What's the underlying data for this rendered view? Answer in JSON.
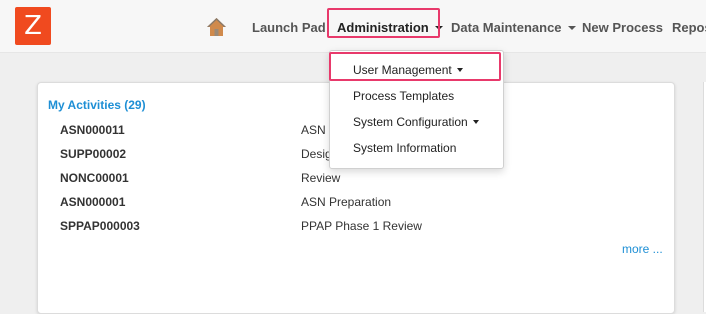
{
  "header": {
    "logo_letter": "Z",
    "nav": [
      {
        "label": "Launch Pad"
      },
      {
        "label": "Administration"
      },
      {
        "label": "Data Maintenance"
      },
      {
        "label": "New Process"
      },
      {
        "label": "Repos"
      }
    ]
  },
  "admin_menu": {
    "items": [
      {
        "label": "User Management"
      },
      {
        "label": "Process Templates"
      },
      {
        "label": "System Configuration"
      },
      {
        "label": "System Information"
      }
    ]
  },
  "activities": {
    "title": "My Activities (29)",
    "rows": [
      {
        "id": "ASN000011",
        "desc": "ASN"
      },
      {
        "id": "SUPP00002",
        "desc": "Desig"
      },
      {
        "id": "NONC00001",
        "desc": "Review"
      },
      {
        "id": "ASN000001",
        "desc": "ASN Preparation"
      },
      {
        "id": "SPPAP000003",
        "desc": "PPAP Phase 1 Review"
      }
    ],
    "more_label": "more ..."
  },
  "colors": {
    "brand": "#f04a1f",
    "link": "#1e8fd5",
    "highlight": "#e8396b"
  }
}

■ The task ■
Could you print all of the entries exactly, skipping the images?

■ Solution to the problem ■
What's the underlying data for this rendered view? Answer in JSON.
{
  "header": {
    "logo_letter": "Z",
    "nav": [
      {
        "label": "Launch Pad"
      },
      {
        "label": "Administration"
      },
      {
        "label": "Data Maintenance"
      },
      {
        "label": "New Process"
      },
      {
        "label": "Repos"
      }
    ]
  },
  "admin_menu": {
    "items": [
      {
        "label": "User Management"
      },
      {
        "label": "Process Templates"
      },
      {
        "label": "System Configuration"
      },
      {
        "label": "System Information"
      }
    ]
  },
  "activities": {
    "title": "My Activities (29)",
    "rows": [
      {
        "id": "ASN000011",
        "desc": "ASN"
      },
      {
        "id": "SUPP00002",
        "desc": "Desig"
      },
      {
        "id": "NONC00001",
        "desc": "Review"
      },
      {
        "id": "ASN000001",
        "desc": "ASN Preparation"
      },
      {
        "id": "SPPAP000003",
        "desc": "PPAP Phase 1 Review"
      }
    ],
    "more_label": "more ..."
  },
  "colors": {
    "brand": "#f04a1f",
    "link": "#1e8fd5",
    "highlight": "#e8396b"
  }
}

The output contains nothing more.